I had in my head for a long time an idea to have a project that starts from a photo, worked on with an iPad, and finished off using a desktop computer – and using a variety of Adobe tools to show the power of the Creative Cloud.
The lynchpin to all of this is the app Adobe Capture. This recent app is an amalgamation of various Adobe mobile apps like Adobe Color, Adobe Brush, Adobe Hue and Adobe Shape. Essentially it’s a way to capture a photo and create a shape, a pattern, colours or even a look (essentially a colour graded filter) to apply to other images.
Ok, so here’s what I asked the kids to do. I told them to go out and take two photos. One photo that you will use to create your own custom brush, and one photo to create their own custom pattern. Although I had showed them what a custom brush and pattern looked like before they went out, I saved showing them how to do it on the app until they all came back in. By the end of the first session, they had all saved their brushes in a creative cloud library on the iPad.
The second session was using the app Adobe Sketch and choosing their custom brush from the creative cloud library. Using that brush, they were free to draw whatever picture they wanted. Those pictures were then saved into their creative cloud libraries.
The third session they got on the computers in Photoshop to open up a template I created. The template (see below) basically has a transparent background and a lower third on top with some text to write over with their names. They needed to access the creative cloud library and bring in their sketch and then their pattern and put that as their background. Finally, they needed to put their names on the lower third.
So, you can see, plenty of fun to be had, and lots of creative choices along the way. I should say, there are a couple of issues using creative cloud libraries. Let’s go through them and what I did about them.
1) You need to have an Adobe ID to login to creative cloud, and you need to be 13 years or over to have one.
Ok, so my kids are younger than that. So I do what every other teacher does, and that’s create class accounts. I have 13 iPads and 13 computers. Each computer and iPad (say # 1) are linked to the same account. So you can create an Adobe account like firstname.lastname@example.org and link the iPad and computer to that. Not 100% kosher, but not illegal by any means. I know plenty of educators that do this for their classes.
2) You need to have a license at your school that supports Creative Cloud libraries.
Check to see what your license includes, because many do not allow connections to the creative cloud.
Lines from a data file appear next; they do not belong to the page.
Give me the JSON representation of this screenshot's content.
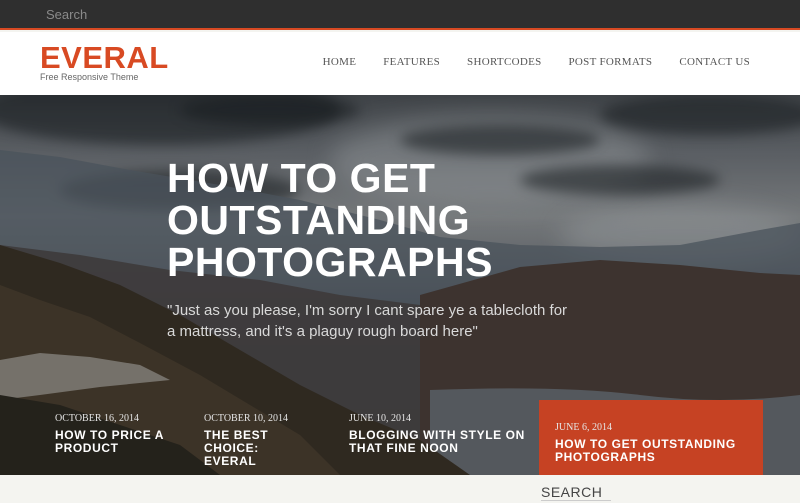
{
  "topbar": {
    "search_placeholder": "Search"
  },
  "header": {
    "logo": "EVERAL",
    "tagline": "Free Responsive Theme",
    "nav": [
      "HOME",
      "FEATURES",
      "SHORTCODES",
      "POST FORMATS",
      "CONTACT US"
    ]
  },
  "hero": {
    "title": "HOW TO GET OUTSTANDING PHOTOGRAPHS",
    "quote": "\"Just as you please, I'm sorry I cant spare ye a tablecloth for a mattress, and it's a plaguy rough board here\""
  },
  "posts": [
    {
      "date": "OCTOBER 16, 2014",
      "title": "HOW TO PRICE A PRODUCT"
    },
    {
      "date": "OCTOBER 10, 2014",
      "title": "THE BEST CHOICE: EVERAL"
    },
    {
      "date": "JUNE 10, 2014",
      "title": "BLOGGING WITH STYLE ON THAT FINE NOON"
    },
    {
      "date": "JUNE 6, 2014",
      "title": "HOW TO GET OUTSTANDING PHOTOGRAPHS"
    }
  ],
  "sidebar": {
    "search_heading": "SEARCH"
  },
  "colors": {
    "accent": "#d84a23",
    "active_post": "#c64223",
    "topbar": "#2f2f2f"
  }
}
Having said that, this was a fantastic project and I loved what the kids came up with. Below are three videos (one for each session) that goes into the workflow, and below that are a few examples from the students.
** Apologies for the sound. I wasn’t at my usual recording locations **